This legislation, which Kennedy and Peoples-Stokes have been pushing in Albany, allows law enforcement to prosecute perpetrators for the crime of stalking in the fourth degree, without requiring the victim to press charges or to file an order of protection. Law enforcement will have the ability to charge and prosecute an individual if he or she installs a GPS device to track the movement or location of their victim. The onus of pursuing criminal charges will shift from the victim to law enforcement officials.
The U.S. Department of Justice reports that one in four cases of stalking involves the use of some type of technology, and one in 13 cases involves electronic monitoring or GPS tracking. Many of these cases involve domestic violence, including emotional and mental distress from the fear of physical abuse.
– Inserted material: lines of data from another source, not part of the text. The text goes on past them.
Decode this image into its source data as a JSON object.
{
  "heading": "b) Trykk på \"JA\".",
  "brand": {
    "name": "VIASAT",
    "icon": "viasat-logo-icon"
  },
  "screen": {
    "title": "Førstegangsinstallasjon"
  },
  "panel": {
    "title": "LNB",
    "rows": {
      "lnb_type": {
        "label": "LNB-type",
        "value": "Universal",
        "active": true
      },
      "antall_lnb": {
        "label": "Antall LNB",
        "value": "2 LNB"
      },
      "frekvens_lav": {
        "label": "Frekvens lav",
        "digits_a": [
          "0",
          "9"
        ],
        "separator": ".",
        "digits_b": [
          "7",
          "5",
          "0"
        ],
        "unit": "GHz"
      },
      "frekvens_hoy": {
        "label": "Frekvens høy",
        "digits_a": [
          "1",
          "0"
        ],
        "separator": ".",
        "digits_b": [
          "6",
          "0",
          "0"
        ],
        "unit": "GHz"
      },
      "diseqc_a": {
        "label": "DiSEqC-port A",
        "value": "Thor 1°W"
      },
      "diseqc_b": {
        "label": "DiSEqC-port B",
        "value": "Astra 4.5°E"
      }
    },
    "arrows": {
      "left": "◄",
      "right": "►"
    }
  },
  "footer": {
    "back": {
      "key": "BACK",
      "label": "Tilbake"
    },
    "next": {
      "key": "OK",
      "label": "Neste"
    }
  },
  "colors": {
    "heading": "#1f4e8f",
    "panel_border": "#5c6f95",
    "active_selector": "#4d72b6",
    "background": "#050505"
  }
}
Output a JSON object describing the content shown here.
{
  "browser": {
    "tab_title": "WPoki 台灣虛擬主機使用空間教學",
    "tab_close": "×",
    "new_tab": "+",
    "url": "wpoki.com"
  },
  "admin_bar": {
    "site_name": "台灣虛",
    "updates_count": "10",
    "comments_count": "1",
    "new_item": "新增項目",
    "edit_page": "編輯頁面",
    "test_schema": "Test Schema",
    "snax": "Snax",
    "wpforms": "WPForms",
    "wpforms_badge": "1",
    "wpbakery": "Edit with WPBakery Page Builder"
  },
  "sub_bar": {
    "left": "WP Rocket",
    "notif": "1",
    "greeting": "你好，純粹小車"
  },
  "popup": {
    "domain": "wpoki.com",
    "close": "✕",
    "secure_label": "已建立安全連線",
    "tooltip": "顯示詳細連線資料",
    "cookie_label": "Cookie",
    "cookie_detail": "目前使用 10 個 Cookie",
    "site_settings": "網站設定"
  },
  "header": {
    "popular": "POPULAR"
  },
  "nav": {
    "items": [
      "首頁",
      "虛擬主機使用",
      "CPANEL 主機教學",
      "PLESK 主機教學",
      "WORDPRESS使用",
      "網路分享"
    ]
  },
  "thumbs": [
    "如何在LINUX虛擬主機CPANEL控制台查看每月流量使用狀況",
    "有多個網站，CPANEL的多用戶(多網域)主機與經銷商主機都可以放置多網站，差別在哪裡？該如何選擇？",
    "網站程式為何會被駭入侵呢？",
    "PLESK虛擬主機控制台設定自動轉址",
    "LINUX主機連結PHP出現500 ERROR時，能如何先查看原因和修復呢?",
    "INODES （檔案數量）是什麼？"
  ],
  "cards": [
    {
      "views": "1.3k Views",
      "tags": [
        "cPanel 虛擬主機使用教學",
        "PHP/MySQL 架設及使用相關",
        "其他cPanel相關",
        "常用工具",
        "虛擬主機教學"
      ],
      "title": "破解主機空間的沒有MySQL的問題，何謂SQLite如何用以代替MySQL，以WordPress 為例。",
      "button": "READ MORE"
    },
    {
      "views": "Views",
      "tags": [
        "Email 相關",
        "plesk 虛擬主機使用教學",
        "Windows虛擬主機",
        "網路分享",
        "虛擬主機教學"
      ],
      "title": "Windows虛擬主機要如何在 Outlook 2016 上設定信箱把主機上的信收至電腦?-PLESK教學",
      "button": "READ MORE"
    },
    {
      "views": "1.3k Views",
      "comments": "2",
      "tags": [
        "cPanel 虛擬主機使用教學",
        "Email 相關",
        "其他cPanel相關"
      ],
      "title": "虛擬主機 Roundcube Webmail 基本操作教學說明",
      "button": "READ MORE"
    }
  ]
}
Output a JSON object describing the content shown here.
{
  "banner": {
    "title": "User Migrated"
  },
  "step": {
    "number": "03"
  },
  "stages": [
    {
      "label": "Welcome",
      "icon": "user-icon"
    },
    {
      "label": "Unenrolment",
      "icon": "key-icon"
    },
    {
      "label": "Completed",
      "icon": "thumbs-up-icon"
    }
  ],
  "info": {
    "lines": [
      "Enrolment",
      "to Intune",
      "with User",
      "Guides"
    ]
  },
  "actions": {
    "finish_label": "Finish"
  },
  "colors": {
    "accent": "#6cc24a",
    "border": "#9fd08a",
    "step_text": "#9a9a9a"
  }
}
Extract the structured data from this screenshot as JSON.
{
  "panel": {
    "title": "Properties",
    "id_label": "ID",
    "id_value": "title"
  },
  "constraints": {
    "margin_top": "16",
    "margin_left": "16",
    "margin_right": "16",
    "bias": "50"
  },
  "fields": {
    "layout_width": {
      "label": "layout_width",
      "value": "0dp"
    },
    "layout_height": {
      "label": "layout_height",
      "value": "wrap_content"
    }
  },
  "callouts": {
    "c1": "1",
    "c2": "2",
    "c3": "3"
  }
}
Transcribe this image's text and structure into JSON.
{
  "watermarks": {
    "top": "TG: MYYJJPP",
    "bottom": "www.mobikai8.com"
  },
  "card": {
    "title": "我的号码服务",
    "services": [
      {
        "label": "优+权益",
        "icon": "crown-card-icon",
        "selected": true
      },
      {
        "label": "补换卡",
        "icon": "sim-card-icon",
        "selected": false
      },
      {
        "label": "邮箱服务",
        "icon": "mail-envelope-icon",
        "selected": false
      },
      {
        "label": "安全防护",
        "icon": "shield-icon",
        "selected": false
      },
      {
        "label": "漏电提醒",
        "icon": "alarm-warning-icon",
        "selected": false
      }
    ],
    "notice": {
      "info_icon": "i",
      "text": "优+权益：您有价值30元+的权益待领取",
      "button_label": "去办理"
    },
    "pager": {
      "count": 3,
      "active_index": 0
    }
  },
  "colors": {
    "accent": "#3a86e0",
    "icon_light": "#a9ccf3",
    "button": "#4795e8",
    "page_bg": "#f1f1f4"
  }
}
According to the NYS Division of Criminal Justice Services, in Erie County in 2012 there were more than 6,300 victims of domestic violence, and over 4,000 of those victims were women. In Buffalo, there were about 4,000 reported victims of domestic violence, and about 3,000 of those victims were women.
Abusers utilize GPS devices on their victims for a number of reasons:
- To ensure their victim does not escape.
- To track their victim’s every movement and stalk him or her.
- To ensure their victim only goes to the abuser’s approved places, such as taking kids to school or grocery shopping, and does not go to the police or a place like the Family Justice Center to report the abuse.
If you or someone you know is experiencing domestic violence, you are encouraged to immediately call the 24-Hour Domestic Violence Hotline Response for Erie County at 716-862-HELP (4357). If you are in need of shelter, dial 716-884-6000. Hotline counselors provide crisis intervention, safety planning, support, information and referrals.
The legislation passed unanimously today in the Senate and was previously approved in the Assembly on April 29. The bill now heads to the Governor for his signature.
Senator Timothy M. Kennedy represents the New York State Senate’s 63rd District, which is comprised of the town of Cheektowaga, the city of Lackawanna and nearly all of the city of Buffalo. More information is available at http://kennedy.nysenate.gov.